DS 3.4: Evaluating technology innovation in recycling

Technology Innovations in Recycling (Version 3*, May 06, 2013)

There are several losses throughout the P supply chain beginning with mining until the dissipation and recycling phase asking for development of proper technologies for recycling. In case of sewage, there are increasing efforts in many European countries, Japan and other developed countries such as Canada on phosphorus recycling from sewage and organic waste including animal manure.

But of course, P losses occur in developing and more agrarian affected countries as well and technology is not always a proper solution. Finally, the biggest challenge is to find suitable ways to close the nutrient cycle on regional or even local level, which might be more challenging for urbanized and industrialized regions, where the dislocation of food production and consumption is more distinct.

In case of sewage, the recycling technologies fundamentally differ with respect to the maturity and infrastructure for sewage treatment and sludge valorization, the chemical or thermal processes applied. But there are other significant waste flows such as fertilizer production (gypsum) or animal waste (manure, carcass waste) which ask for application of possible synergies and technology development.

Since various technologies for P recovery and recycling are already available, but still need to be deployed onto the market, critical questions are:

What hampers wide-spread implementation of available and feasible technology? What can be done by policy to provide framing conditions to promote P recovery and recycling not only theoretically, but also in practice?
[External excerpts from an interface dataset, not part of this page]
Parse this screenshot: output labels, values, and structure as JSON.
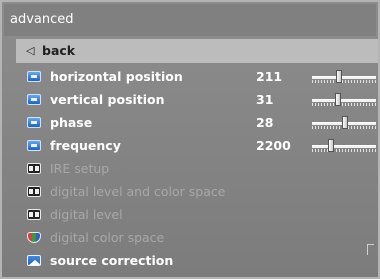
{
  "header": {
    "title": "advanced"
  },
  "menu": {
    "back": {
      "label": "back"
    },
    "items": [
      {
        "label": "horizontal position",
        "value": "211",
        "icon": "blue-square-icon",
        "slider_fraction": 0.42
      },
      {
        "label": "vertical position",
        "value": "31",
        "icon": "blue-square-icon",
        "slider_fraction": 0.4
      },
      {
        "label": "phase",
        "value": "28",
        "icon": "blue-square-icon",
        "slider_fraction": 0.52
      },
      {
        "label": "frequency",
        "value": "2200",
        "icon": "blue-square-icon",
        "slider_fraction": 0.3
      },
      {
        "label": "IRE setup",
        "icon": "ire-icon",
        "disabled": true
      },
      {
        "label": "digital level and color space",
        "icon": "ire-icon",
        "disabled": true
      },
      {
        "label": "digital level",
        "icon": "ire-icon",
        "disabled": true
      },
      {
        "label": "digital color space",
        "icon": "shield-icon",
        "disabled": true
      },
      {
        "label": "source correction",
        "icon": "mountain-icon"
      }
    ]
  },
  "colors": {
    "panel_bg": "#8a8a8a",
    "highlight_bg": "#bcbcbc",
    "text": "#ffffff",
    "disabled_text": "#a8a8a8",
    "accent_blue": "#2e76d8"
  }
}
What are the socio-economic drivers effecting the implementation? How can the ecologic and economic impacts of the relevant technologies be reasonably assessed and what conclusions and recommendation can be expected?

The recycling of phosphorus is also reasonable, since phosphate mining is limited to few countries and therefore recycling options can alleviate countries from dependency on external P supply. Other incentives are financial collateral benefits through diminishing waste products and the abatement of over-fertilization.

Key stakeholders from science, practice and politics are invited to participate in the DS on prospects of Technology Innovations in Recovery and Recycling to discuss diverse perspectives and fill up knowledge gaps in order to formulate different hypothesis. Through discussions and mutual learning processes policy options and guidance for key actors should be exploited which are about to foster phosphorus recycling.

The leading questions for the DS are: What new technologies for efficient P recycling are available? How can the obstacles for a technical and social transition from not only removing the pollutant P towards recovery of the precious resource P be overcome? How can important related knowledge be categorized from first-hand experience and transformed into action?

* This is the third version of the description of what will be dealt with in the DS 3.4 Technology Innovations in Recycling and provides only a rough description of what will be discussed. A group of practitioners and scientists are currently revising this abstract and composing a booklet which will prepare all participants for the DS on June 18. Please contact marie.schoenau@uni-oldenburg.de, member of the TD Support team or Anh Pallas, Science manager of Global TraPs if you want to join a.pham@gmx.ch.